*Work task:*
Please copy out all lines of the entries that contain the word "User".

Data items
--------------------

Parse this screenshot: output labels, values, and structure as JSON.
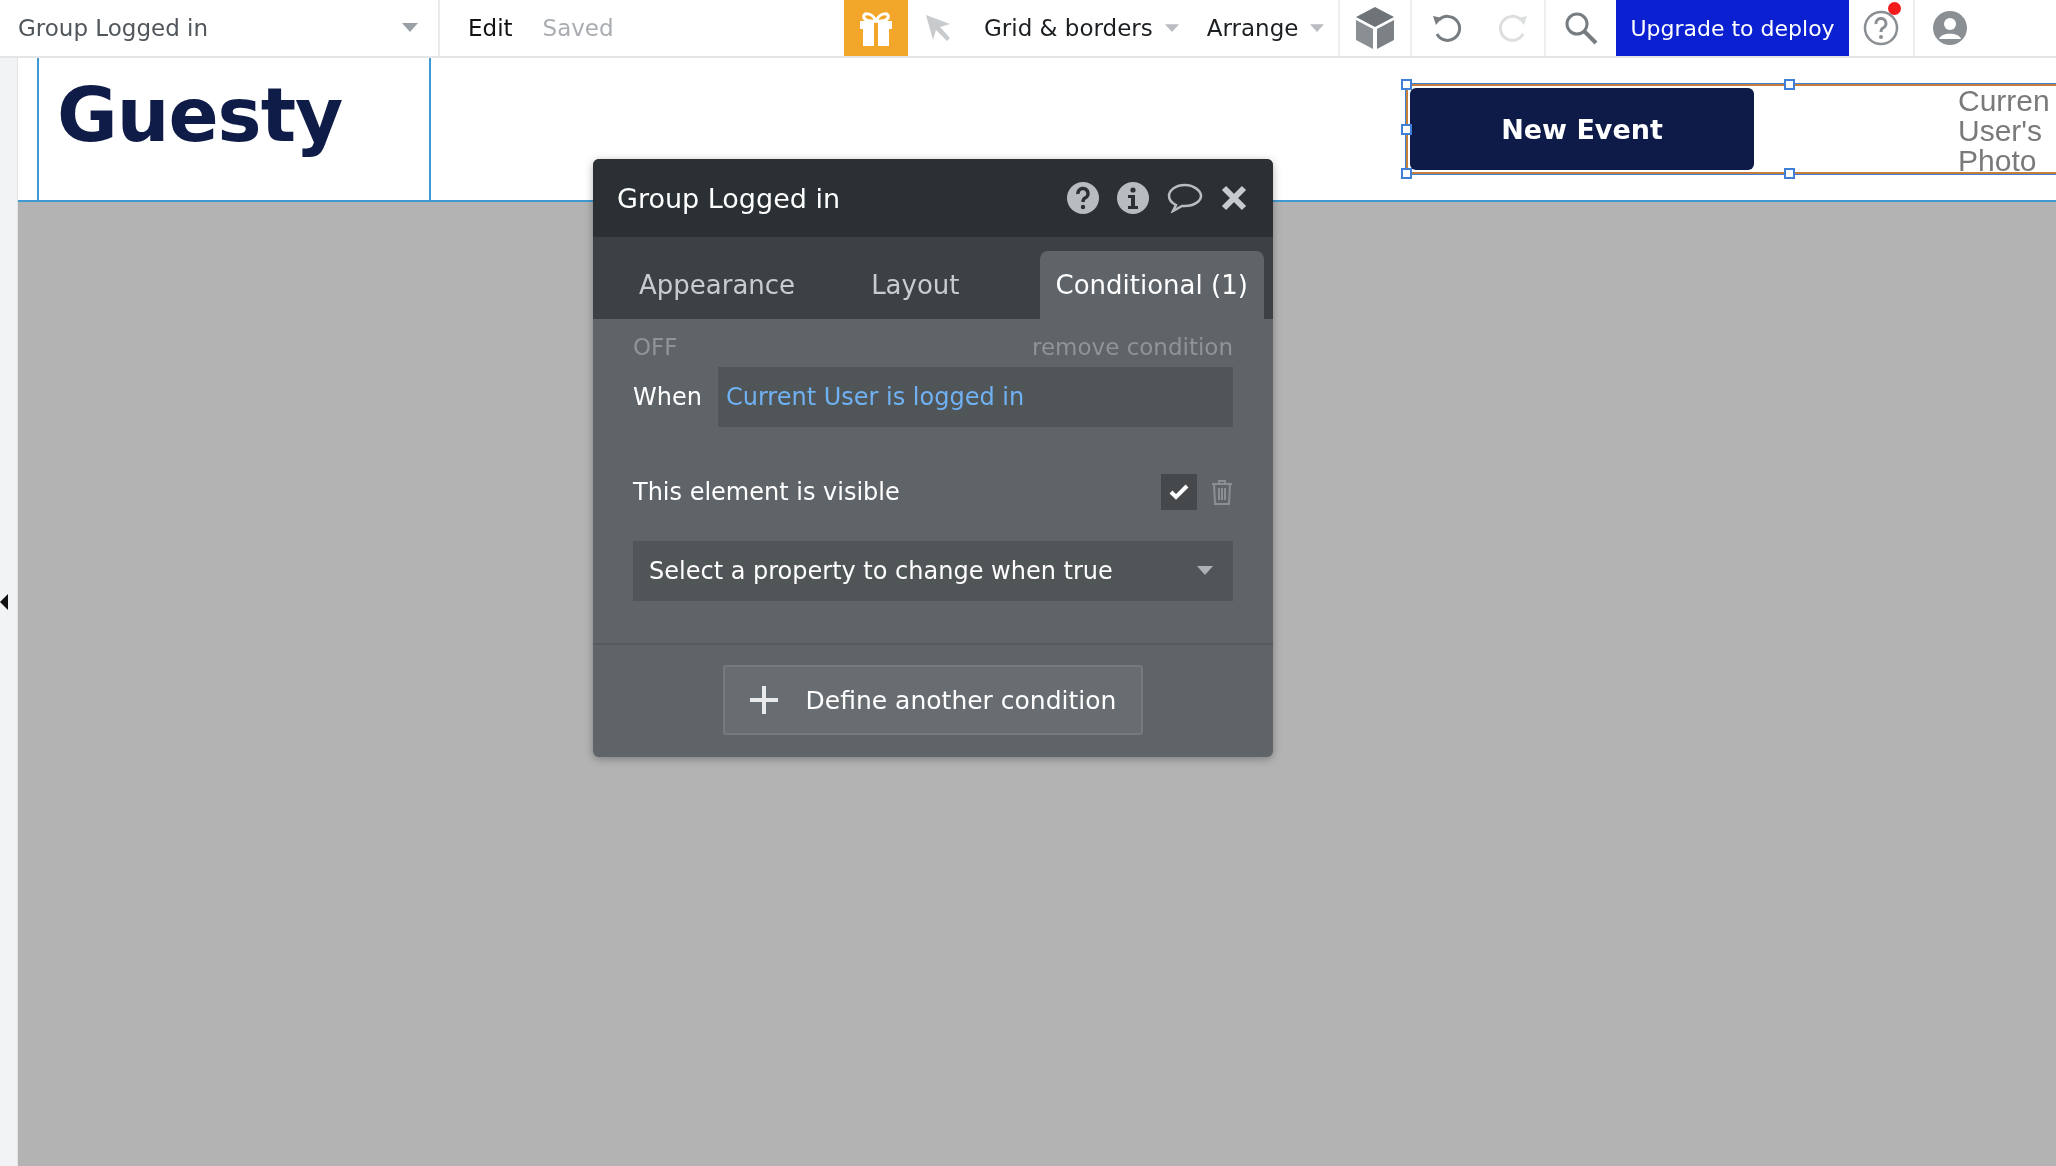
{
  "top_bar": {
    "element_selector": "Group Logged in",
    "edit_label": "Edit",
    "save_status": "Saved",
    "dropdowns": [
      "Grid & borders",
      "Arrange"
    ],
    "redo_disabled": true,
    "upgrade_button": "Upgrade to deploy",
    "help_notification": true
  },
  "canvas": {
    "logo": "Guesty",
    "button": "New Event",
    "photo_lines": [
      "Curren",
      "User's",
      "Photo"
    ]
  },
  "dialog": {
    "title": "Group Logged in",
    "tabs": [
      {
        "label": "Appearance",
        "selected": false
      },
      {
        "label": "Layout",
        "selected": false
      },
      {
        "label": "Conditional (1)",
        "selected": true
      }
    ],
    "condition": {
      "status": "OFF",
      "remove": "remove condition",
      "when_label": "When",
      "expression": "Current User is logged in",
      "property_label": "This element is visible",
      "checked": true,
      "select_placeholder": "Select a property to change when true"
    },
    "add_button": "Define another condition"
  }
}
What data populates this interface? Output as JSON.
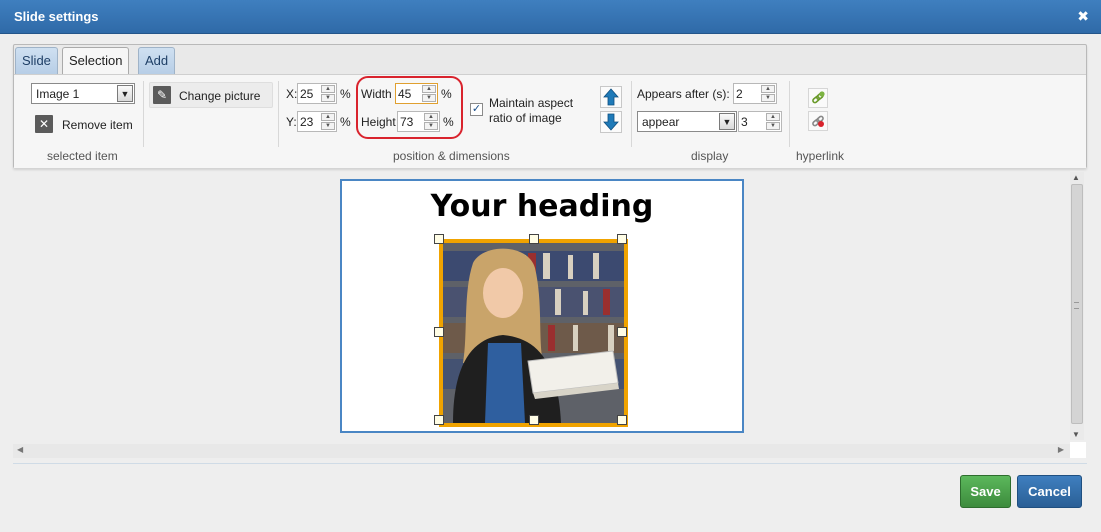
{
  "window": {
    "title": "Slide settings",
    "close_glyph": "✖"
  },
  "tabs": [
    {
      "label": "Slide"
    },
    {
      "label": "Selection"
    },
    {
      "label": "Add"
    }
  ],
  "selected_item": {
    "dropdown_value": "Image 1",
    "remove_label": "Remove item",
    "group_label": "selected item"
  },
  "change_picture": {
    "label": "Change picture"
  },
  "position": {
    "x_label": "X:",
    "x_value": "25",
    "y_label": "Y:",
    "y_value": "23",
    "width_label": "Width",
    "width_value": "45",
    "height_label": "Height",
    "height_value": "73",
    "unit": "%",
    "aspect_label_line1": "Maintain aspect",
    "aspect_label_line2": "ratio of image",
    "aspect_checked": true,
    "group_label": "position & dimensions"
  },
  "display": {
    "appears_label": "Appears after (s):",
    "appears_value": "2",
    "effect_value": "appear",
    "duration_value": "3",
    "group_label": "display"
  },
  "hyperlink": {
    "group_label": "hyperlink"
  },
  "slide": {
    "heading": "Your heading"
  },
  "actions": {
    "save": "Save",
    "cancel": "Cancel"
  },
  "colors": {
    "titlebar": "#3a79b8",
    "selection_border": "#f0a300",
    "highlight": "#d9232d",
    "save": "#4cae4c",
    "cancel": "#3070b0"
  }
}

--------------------

*Output:*
      "User's",
      "expression": "Current User is logged in",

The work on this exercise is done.